My sister’s dog died this weekend. I watched Foster, who got his name from a beer label, fade away while my sister gave him reassuring pats on the head and whispers of goodbye in his ear. His final moment was spent resting on a cold metal table at an animal hospital in Chicago, but he looked comfortable and was with his most loyal friend. It was 4:45 a.m. He was a few weeks shy of turning 14.
My sister and Foster came for a visit this weekend from their home in Cleveland. His last day included a ride in a Mustang convertible, a walk in the park and a trip to the beach. He went to a dog friendly pub where he played with (and attempted to hump) a Bulldog twice his size and several years younger. He snacked on dog treats, pooped on a sidewalk and saw a big city he had never been to before. He even let out a string of his signature howling barks. A few hours later, he wouldn’t even have the energy to hold his head up, although I could tell he was trying his best. Veterinarians told us there was a large growth on his spleen and he was bleeding internally.
While it was difficult to accept how things could change so quickly for Foster, it was also a lesson in how to live. He enjoyed his time until the very end, then peacefully passed on with calmness and dignity.
The car ride home was quiet. Foster’s footprint in a dry cast mold the hospital gave us was riding in the backseat next to me.
It’s in these times you remind yourself, “he was just a dog”, but that’s only a defense mechanism we humans use to make it easier.

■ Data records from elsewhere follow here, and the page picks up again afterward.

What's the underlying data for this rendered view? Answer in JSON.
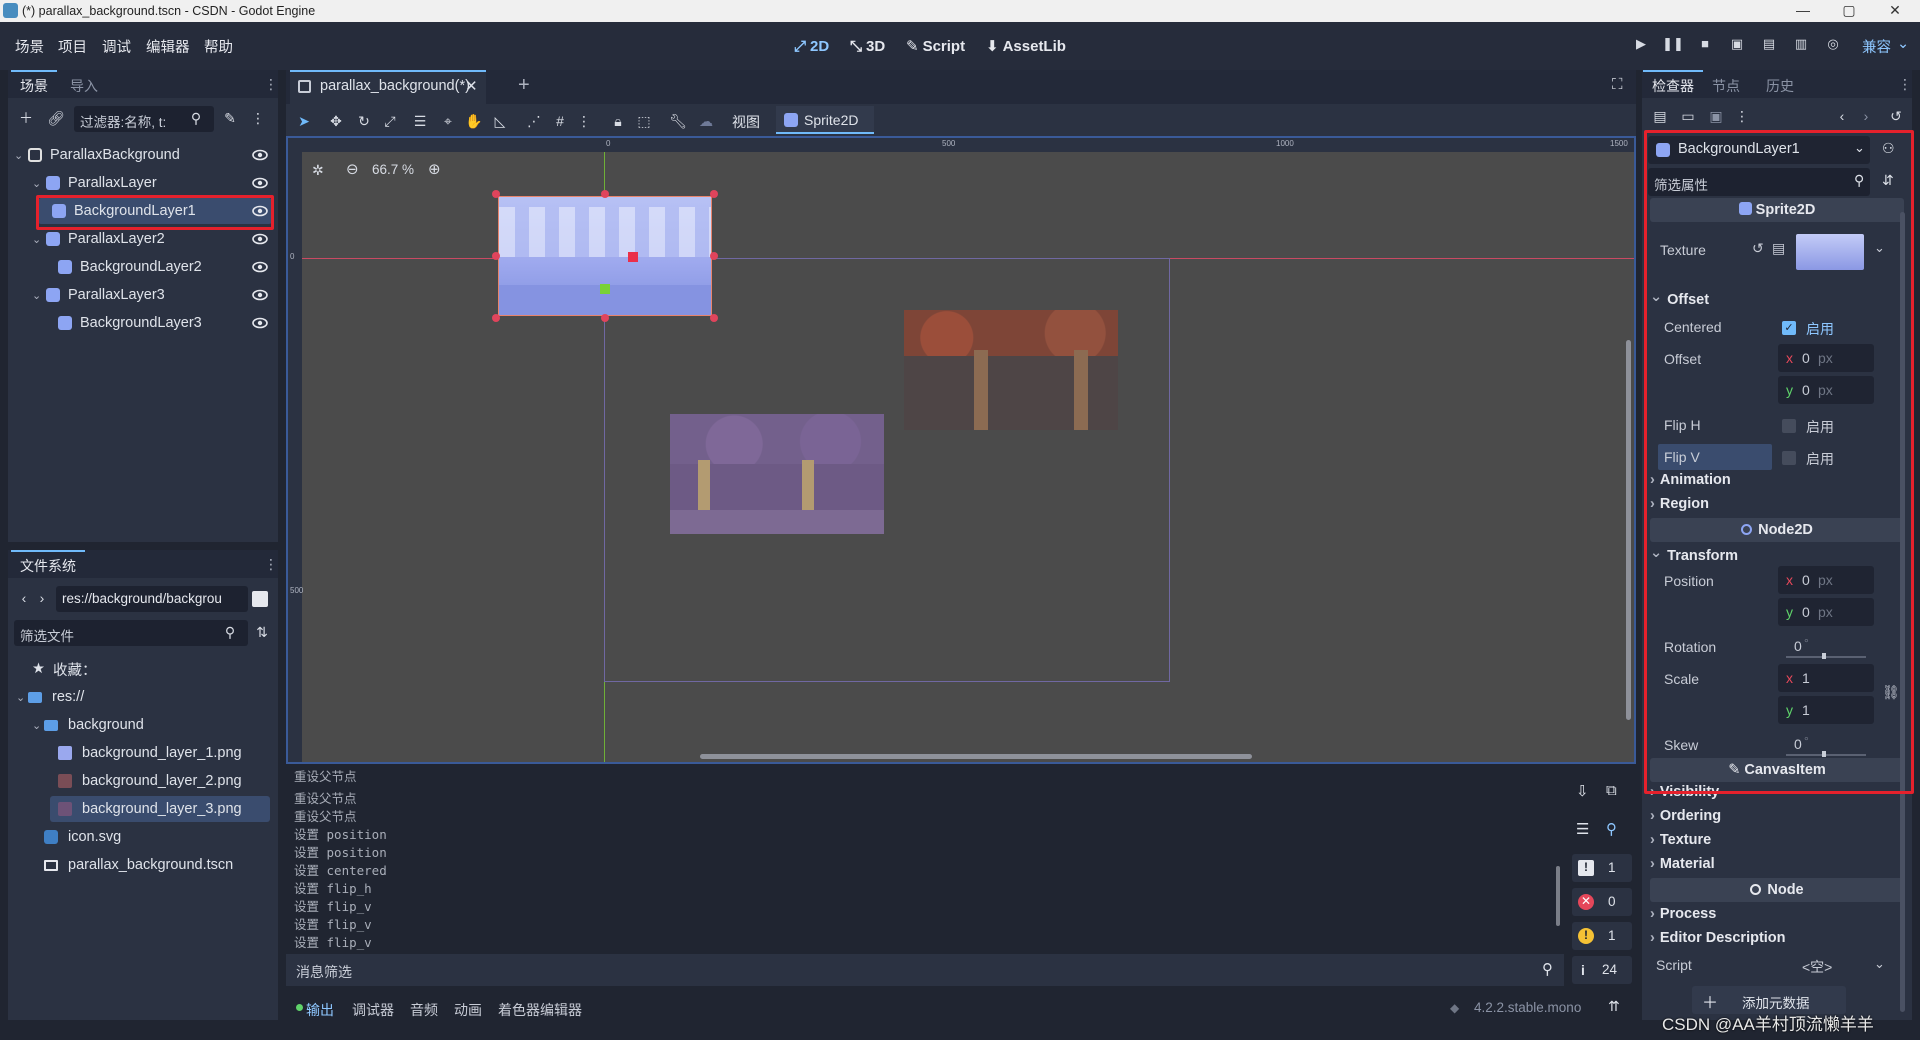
{
  "window": {
    "title": "(*) parallax_background.tscn - CSDN - Godot Engine",
    "controls": [
      "—",
      "▢",
      "✕"
    ]
  },
  "menu": {
    "items": [
      "场景",
      "项目",
      "调试",
      "编辑器",
      "帮助"
    ]
  },
  "main_buttons": {
    "b2d": "2D",
    "b3d": "3D",
    "script": "Script",
    "assetlib": "AssetLib"
  },
  "renderer": "兼容",
  "scene_dock": {
    "tabs": [
      "场景",
      "导入"
    ],
    "filter_placeholder": "过滤器:名称, t:",
    "tree": [
      {
        "label": "ParallaxBackground",
        "depth": 0,
        "type": "node",
        "selected": false
      },
      {
        "label": "ParallaxLayer",
        "depth": 1,
        "type": "node2d",
        "selected": false
      },
      {
        "label": "BackgroundLayer1",
        "depth": 2,
        "type": "sprite",
        "selected": true
      },
      {
        "label": "ParallaxLayer2",
        "depth": 1,
        "type": "node2d",
        "selected": false
      },
      {
        "label": "BackgroundLayer2",
        "depth": 2,
        "type": "sprite",
        "selected": false
      },
      {
        "label": "ParallaxLayer3",
        "depth": 1,
        "type": "node2d",
        "selected": false
      },
      {
        "label": "BackgroundLayer3",
        "depth": 2,
        "type": "sprite",
        "selected": false
      }
    ]
  },
  "filesystem_dock": {
    "title": "文件系统",
    "path": "res://background/backgrou",
    "filter_placeholder": "筛选文件",
    "items": [
      {
        "label": "收藏：",
        "depth": 0,
        "icon": "star"
      },
      {
        "label": "res://",
        "depth": 0,
        "icon": "folder"
      },
      {
        "label": "background",
        "depth": 1,
        "icon": "folder"
      },
      {
        "label": "background_layer_1.png",
        "depth": 2,
        "icon": "image"
      },
      {
        "label": "background_layer_2.png",
        "depth": 2,
        "icon": "image"
      },
      {
        "label": "background_layer_3.png",
        "depth": 2,
        "icon": "image",
        "selected": true
      },
      {
        "label": "icon.svg",
        "depth": 1,
        "icon": "svg"
      },
      {
        "label": "parallax_background.tscn",
        "depth": 1,
        "icon": "scene"
      }
    ]
  },
  "editor": {
    "tab_label": "parallax_background(*)",
    "view_menu": "视图",
    "sprite_menu": "Sprite2D",
    "zoom": "66.7 %",
    "ruler": {
      "labels_x": [
        "0",
        "500",
        "1000",
        "1500"
      ],
      "labels_y": [
        "0",
        "500"
      ]
    }
  },
  "output": {
    "lines": [
      "重设父节点",
      "重设父节点",
      "重设父节点",
      "设置 position",
      "设置 position",
      "设置 centered",
      "设置 flip_h",
      "设置 flip_v",
      "设置 flip_v",
      "设置 flip_v"
    ],
    "filter_placeholder": "消息筛选",
    "counts": {
      "messages": "1",
      "errors": "0",
      "warnings": "1",
      "info": "24"
    },
    "bottom_tabs": [
      "输出",
      "调试器",
      "音频",
      "动画",
      "着色器编辑器"
    ],
    "version": "4.2.2.stable.mono"
  },
  "inspector": {
    "tabs": [
      "检查器",
      "节点",
      "历史"
    ],
    "node_name": "BackgroundLayer1",
    "filter_placeholder": "筛选属性",
    "class_sprite": "Sprite2D",
    "texture_label": "Texture",
    "offset_section": "Offset",
    "centered": {
      "label": "Centered",
      "checked": true,
      "text": "启用"
    },
    "offset": {
      "label": "Offset",
      "x": "0",
      "y": "0",
      "unit": "px"
    },
    "flip_h": {
      "label": "Flip H",
      "checked": false,
      "text": "启用"
    },
    "flip_v": {
      "label": "Flip V",
      "checked": false,
      "text": "启用"
    },
    "animation": "Animation",
    "region": "Region",
    "class_node2d": "Node2D",
    "transform": "Transform",
    "position": {
      "label": "Position",
      "x": "0",
      "y": "0",
      "unit": "px"
    },
    "rotation": {
      "label": "Rotation",
      "value": "0",
      "unit": "°"
    },
    "scale": {
      "label": "Scale",
      "x": "1",
      "y": "1"
    },
    "skew": {
      "label": "Skew",
      "value": "0",
      "unit": "°"
    },
    "class_canvasitem": "CanvasItem",
    "canvas_sections": [
      "Visibility",
      "Ordering",
      "Texture",
      "Material"
    ],
    "class_node": "Node",
    "node_sections": [
      "Process",
      "Editor Description"
    ],
    "script_label": "Script",
    "script_value": "<空>",
    "add_metadata": "添加元数据",
    "axis_x": "x",
    "axis_y": "y"
  },
  "watermark": "CSDN @AA羊村顶流懒羊羊",
  "colors": {
    "accent": "#70bafa",
    "highlight": "#e5212c",
    "bg": "#202531",
    "panel": "#2b3242"
  }
}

Foster was more than just a dog. He was a friend. He was a source of laughter and companionship. He was good.